Data to examine:
——
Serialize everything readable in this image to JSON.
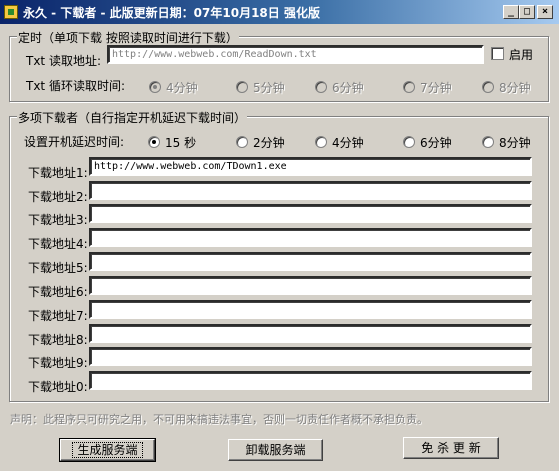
{
  "window": {
    "title": "永久 - 下载者 - 此版更新日期：07年10月18日 强化版",
    "icon": "app-icon",
    "controls": {
      "minimize": "_",
      "maximize": "□",
      "close": "×"
    }
  },
  "timer_group": {
    "legend": "定时（单项下载  按照读取时间进行下载）",
    "txt_url_label": "Txt 读取地址:",
    "txt_url_value": "http://www.webweb.com/ReadDown.txt",
    "enable_label": "启用",
    "enabled": false,
    "cycle_label": "Txt 循环读取时间:",
    "cycle_options": [
      {
        "label": "4分钟",
        "selected": true
      },
      {
        "label": "5分钟",
        "selected": false
      },
      {
        "label": "6分钟",
        "selected": false
      },
      {
        "label": "7分钟",
        "selected": false
      },
      {
        "label": "8分钟",
        "selected": false
      }
    ]
  },
  "multi_group": {
    "legend": "多项下载者（自行指定开机延迟下载时间）",
    "delay_label": "设置开机延迟时间:",
    "delay_options": [
      {
        "label": "15 秒",
        "selected": true
      },
      {
        "label": "2分钟",
        "selected": false
      },
      {
        "label": "4分钟",
        "selected": false
      },
      {
        "label": "6分钟",
        "selected": false
      },
      {
        "label": "8分钟",
        "selected": false
      }
    ],
    "downloads": [
      {
        "label": "下载地址1:",
        "value": "http://www.webweb.com/TDown1.exe"
      },
      {
        "label": "下载地址2:",
        "value": ""
      },
      {
        "label": "下载地址3:",
        "value": ""
      },
      {
        "label": "下载地址4:",
        "value": ""
      },
      {
        "label": "下载地址5:",
        "value": ""
      },
      {
        "label": "下载地址6:",
        "value": ""
      },
      {
        "label": "下载地址7:",
        "value": ""
      },
      {
        "label": "下载地址8:",
        "value": ""
      },
      {
        "label": "下载地址9:",
        "value": ""
      },
      {
        "label": "下载地址0:",
        "value": ""
      }
    ]
  },
  "disclaimer": "声明：此程序只可研究之用，不可用来搞违法事宜，否则一切责任作者概不承担负责。",
  "buttons": {
    "generate": "生成服务端",
    "uninstall": "卸载服务端",
    "anti_kill": "免 杀 更 新"
  },
  "colors": {
    "titlebar_start": "#0a246a",
    "titlebar_end": "#a6caf0",
    "face": "#d4d0c8"
  }
}
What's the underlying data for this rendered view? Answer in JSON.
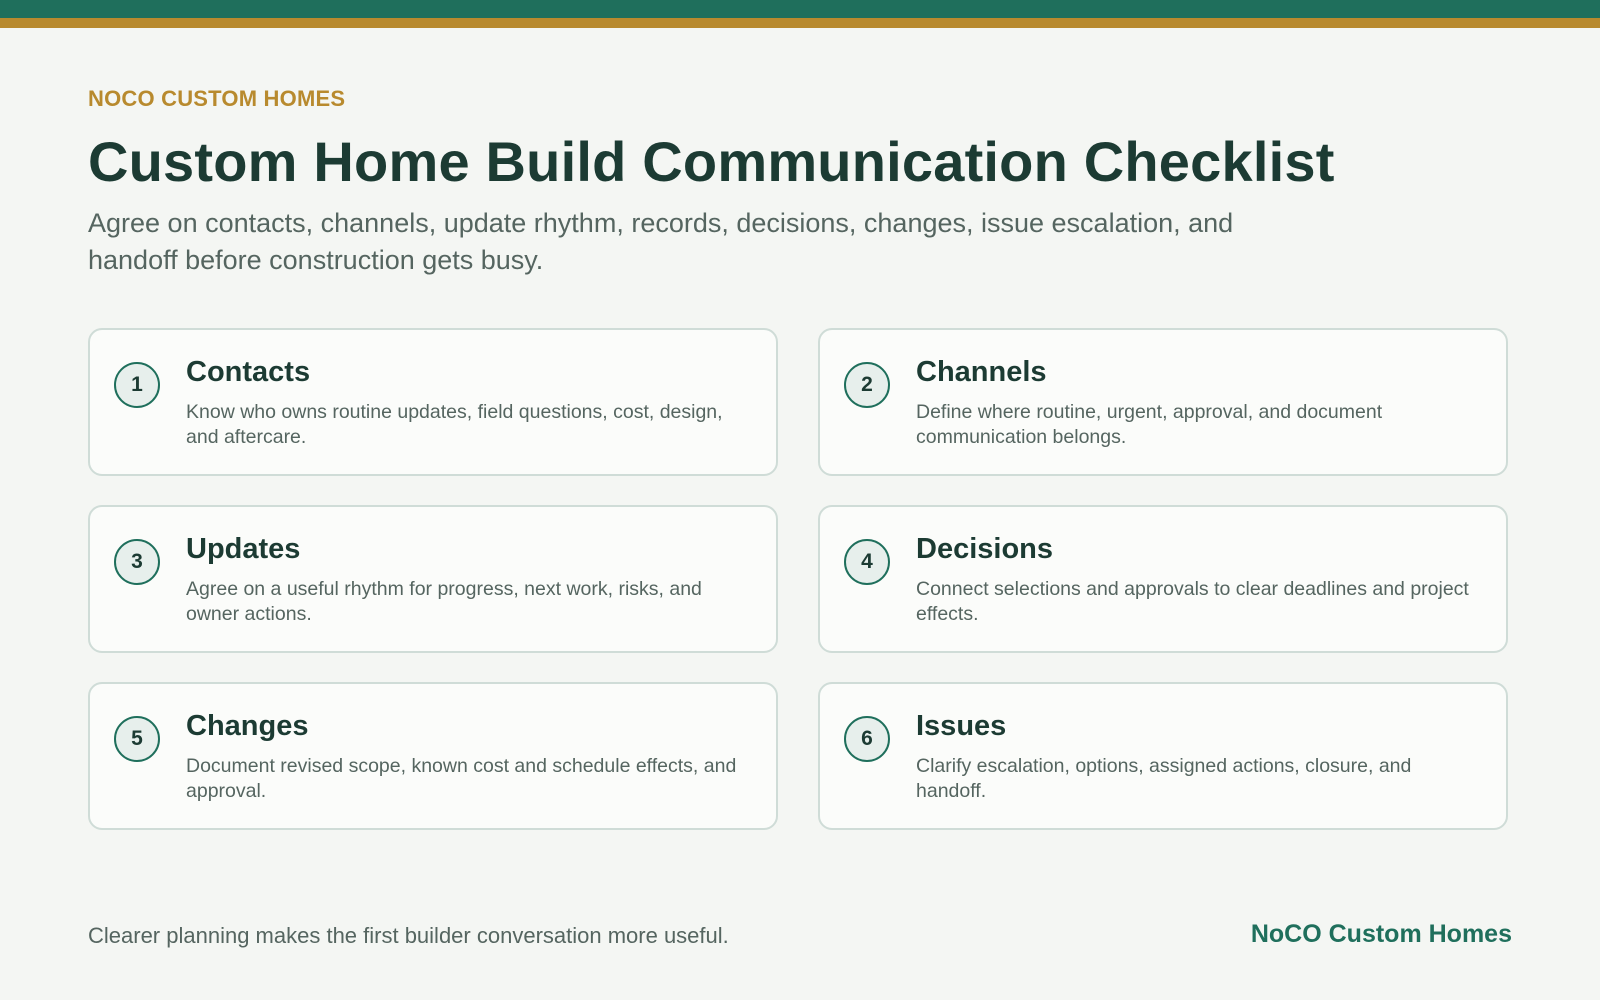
{
  "brand": {
    "eyebrow": "NOCO CUSTOM HOMES",
    "footer_name": "NoCO Custom Homes"
  },
  "header": {
    "title": "Custom Home Build Communication Checklist",
    "subtitle": "Agree on contacts, channels, update rhythm, records, decisions, changes, issue escalation, and handoff before construction gets busy."
  },
  "checklist": [
    {
      "number": "1",
      "title": "Contacts",
      "text": "Know who owns routine updates, field questions, cost, design, and aftercare."
    },
    {
      "number": "2",
      "title": "Channels",
      "text": "Define where routine, urgent, approval, and document communication belongs."
    },
    {
      "number": "3",
      "title": "Updates",
      "text": "Agree on a useful rhythm for progress, next work, risks, and owner actions."
    },
    {
      "number": "4",
      "title": "Decisions",
      "text": "Connect selections and approvals to clear deadlines and project effects."
    },
    {
      "number": "5",
      "title": "Changes",
      "text": "Document revised scope, known cost and schedule effects, and approval."
    },
    {
      "number": "6",
      "title": "Issues",
      "text": "Clarify escalation, options, assigned actions, closure, and handoff."
    }
  ],
  "footer": {
    "note": "Clearer planning makes the first builder conversation more useful."
  },
  "colors": {
    "primary_green": "#1f6f5c",
    "accent_gold": "#b88a2e",
    "heading_dark": "#1c3b33",
    "body_gray": "#556560",
    "background": "#f4f6f3"
  }
}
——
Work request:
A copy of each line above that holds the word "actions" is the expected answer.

Output for this task:
      "text": "Agree on a useful rhythm for progress, next work, risks, and owner actions."
      "text": "Clarify escalation, options, assigned actions, closure, and handoff."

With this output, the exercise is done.